“He was a wise man who invented beer,” Plato correctly noted, but it was an even wiser person that coupled it with aged cheddar to make soup. Come to think of it, it was probably a couple of people, the same ones that first mixed chocolate with peanut butter. I rooted around the lumber room of the internet looking for the history and found nothing. The origin of cheese predates recorded history and beer is one of the oldest human-produced beverages, so I’m assuming the recipe is likely as old. Beer (due to the brewing process) was safer to drink than the water and milk (which was usually preserved as cheese) so I’m sure the nomadic Turkic peoples sat around the yurt campfire eating this wonderful silky soup while listening to a Manaschi reciting some beautiful epic poem as the sun slowly nodded below the horizon and the stars began glistening wetly over the dry evening, they relined in the silent embrace of nature and nibbled peanut butter cups for dessert. Don’t quote me on this I never did well in history.

This curiousity for Cheddar Cheese & Beer soup started about a month ago while watching Master Class at Johnson & Wales on PBS. It was the episode #318, “Cooking with Beer”. I remember the beer-marinated skirt steak looked good, couldn’t really remember what the chicken saltimbocca was all about, but the cheddar cheese soup stuck in my head. Over the next couple of weeks I would search the net trying to track down the simple recipe that was produced on the show. But to no avail. The people at the College of Culinary Arts at Johnson & Wales should post the recipes from the show as a public service. Anyway. I found an abundance of other recipes and finally decided on one from Gourmet magazine. The only changes I made to the recipe was using a lager beer (Taps Premium Lager, I prefer cooking with it than drinking it) and the bacon was organic and nitrate-free (I won’t make that mistake again, I read an essay in one of Holly Hughes’ always enjoyable Best Food Writing books about artisanal bacon. The point that stuck out was that you need at least a little nitrate in bacon otherwise it doesn’t taste like bacon. I can’t find the volume it’s from at the moment. But, I can now attest to this, my nitrate-free rashers tasted more of burnt ham that crispy bacon. The next time I make this soup with be with good bacon that is low in nitrate and I’ll see how that works).

The soup was a complete success, even though I diced the vegetables a little larger (OK, a lot larger) that the recipe called for which more than doubled (OK, maybe tripled) the amount of time it took for them to soften.
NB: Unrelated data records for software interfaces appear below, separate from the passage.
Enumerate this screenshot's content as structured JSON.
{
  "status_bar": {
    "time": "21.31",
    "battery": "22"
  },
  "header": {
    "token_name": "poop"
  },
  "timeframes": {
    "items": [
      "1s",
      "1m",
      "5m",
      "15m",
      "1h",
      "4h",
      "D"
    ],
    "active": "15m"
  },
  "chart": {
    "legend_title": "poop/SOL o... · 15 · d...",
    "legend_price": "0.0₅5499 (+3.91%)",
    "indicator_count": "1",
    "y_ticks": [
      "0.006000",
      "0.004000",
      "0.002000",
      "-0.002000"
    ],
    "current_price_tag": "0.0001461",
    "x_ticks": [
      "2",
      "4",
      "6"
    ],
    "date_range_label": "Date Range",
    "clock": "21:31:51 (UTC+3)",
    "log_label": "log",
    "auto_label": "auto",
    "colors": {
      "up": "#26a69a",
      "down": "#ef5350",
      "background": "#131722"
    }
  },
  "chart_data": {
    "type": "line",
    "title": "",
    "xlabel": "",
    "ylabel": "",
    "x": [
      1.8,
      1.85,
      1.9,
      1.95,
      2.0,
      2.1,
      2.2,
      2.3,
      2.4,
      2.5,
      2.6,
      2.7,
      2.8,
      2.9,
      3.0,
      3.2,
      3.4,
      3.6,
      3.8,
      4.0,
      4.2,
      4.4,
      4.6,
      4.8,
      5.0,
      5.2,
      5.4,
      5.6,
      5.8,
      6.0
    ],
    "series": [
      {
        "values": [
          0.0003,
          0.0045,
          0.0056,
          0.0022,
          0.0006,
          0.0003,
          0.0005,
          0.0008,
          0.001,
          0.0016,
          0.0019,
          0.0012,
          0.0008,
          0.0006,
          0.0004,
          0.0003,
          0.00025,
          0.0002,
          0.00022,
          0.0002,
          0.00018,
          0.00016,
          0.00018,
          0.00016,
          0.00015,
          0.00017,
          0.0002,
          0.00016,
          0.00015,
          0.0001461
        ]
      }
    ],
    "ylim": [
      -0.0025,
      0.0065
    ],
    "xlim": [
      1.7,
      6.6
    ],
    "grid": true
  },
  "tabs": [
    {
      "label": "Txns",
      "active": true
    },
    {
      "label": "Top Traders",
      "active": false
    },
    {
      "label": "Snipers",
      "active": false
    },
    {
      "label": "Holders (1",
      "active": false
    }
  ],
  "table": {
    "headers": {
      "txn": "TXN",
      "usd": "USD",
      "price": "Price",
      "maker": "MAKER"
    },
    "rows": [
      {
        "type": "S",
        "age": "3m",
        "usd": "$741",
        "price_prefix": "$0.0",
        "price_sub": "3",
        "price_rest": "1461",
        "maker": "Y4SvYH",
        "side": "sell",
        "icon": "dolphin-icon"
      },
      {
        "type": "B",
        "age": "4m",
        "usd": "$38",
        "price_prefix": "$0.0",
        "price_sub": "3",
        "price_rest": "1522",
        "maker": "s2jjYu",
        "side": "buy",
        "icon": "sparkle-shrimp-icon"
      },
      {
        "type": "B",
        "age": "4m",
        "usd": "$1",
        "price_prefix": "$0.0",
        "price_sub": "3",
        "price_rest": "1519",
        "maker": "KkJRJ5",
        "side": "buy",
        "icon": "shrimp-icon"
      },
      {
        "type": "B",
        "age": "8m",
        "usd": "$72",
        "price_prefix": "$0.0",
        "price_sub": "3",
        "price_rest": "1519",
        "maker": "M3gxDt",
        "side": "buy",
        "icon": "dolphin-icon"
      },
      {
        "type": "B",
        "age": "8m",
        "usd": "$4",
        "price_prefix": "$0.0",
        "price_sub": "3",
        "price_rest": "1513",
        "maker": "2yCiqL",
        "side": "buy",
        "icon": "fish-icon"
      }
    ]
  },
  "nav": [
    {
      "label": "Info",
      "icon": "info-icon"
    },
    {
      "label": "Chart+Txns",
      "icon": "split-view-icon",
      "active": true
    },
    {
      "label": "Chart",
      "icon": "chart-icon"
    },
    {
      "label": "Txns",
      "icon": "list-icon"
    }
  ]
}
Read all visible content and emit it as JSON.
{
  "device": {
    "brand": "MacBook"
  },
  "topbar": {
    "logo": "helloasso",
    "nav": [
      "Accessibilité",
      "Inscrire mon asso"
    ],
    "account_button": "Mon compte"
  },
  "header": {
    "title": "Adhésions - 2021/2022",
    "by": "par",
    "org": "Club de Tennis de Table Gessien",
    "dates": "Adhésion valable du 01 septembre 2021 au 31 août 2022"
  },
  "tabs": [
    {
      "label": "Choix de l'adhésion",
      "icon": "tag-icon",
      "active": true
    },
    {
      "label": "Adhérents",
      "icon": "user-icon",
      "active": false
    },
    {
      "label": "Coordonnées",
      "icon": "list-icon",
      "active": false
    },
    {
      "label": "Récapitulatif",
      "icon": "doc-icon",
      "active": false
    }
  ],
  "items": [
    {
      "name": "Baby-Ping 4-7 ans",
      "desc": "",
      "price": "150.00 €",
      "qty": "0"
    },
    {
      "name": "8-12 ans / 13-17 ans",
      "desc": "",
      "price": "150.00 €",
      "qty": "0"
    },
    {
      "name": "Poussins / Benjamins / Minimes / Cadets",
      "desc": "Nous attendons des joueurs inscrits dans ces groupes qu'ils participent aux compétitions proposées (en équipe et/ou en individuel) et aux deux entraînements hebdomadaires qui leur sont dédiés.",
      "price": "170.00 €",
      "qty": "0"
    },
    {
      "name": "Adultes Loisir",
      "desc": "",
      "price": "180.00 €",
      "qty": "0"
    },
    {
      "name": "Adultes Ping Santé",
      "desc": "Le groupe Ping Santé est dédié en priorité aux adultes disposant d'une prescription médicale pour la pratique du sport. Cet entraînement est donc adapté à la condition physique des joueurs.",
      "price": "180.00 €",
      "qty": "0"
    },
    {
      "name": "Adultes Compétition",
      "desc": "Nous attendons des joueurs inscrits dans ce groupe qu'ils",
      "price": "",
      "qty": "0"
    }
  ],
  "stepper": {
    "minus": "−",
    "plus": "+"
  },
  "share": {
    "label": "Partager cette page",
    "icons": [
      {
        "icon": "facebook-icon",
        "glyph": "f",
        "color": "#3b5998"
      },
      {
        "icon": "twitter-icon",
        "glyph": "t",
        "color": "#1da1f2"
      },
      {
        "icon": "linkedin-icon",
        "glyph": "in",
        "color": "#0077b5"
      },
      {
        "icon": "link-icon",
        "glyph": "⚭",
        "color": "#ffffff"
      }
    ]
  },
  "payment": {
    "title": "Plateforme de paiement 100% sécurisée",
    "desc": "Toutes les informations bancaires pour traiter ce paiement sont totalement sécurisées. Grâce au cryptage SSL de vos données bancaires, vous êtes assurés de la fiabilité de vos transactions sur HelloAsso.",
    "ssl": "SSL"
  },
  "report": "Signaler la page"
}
Long story short, creamy and tangy and wonderful. L loved it, and in the end that’s what it’s about, isn’t it?

Gourmet, March 2005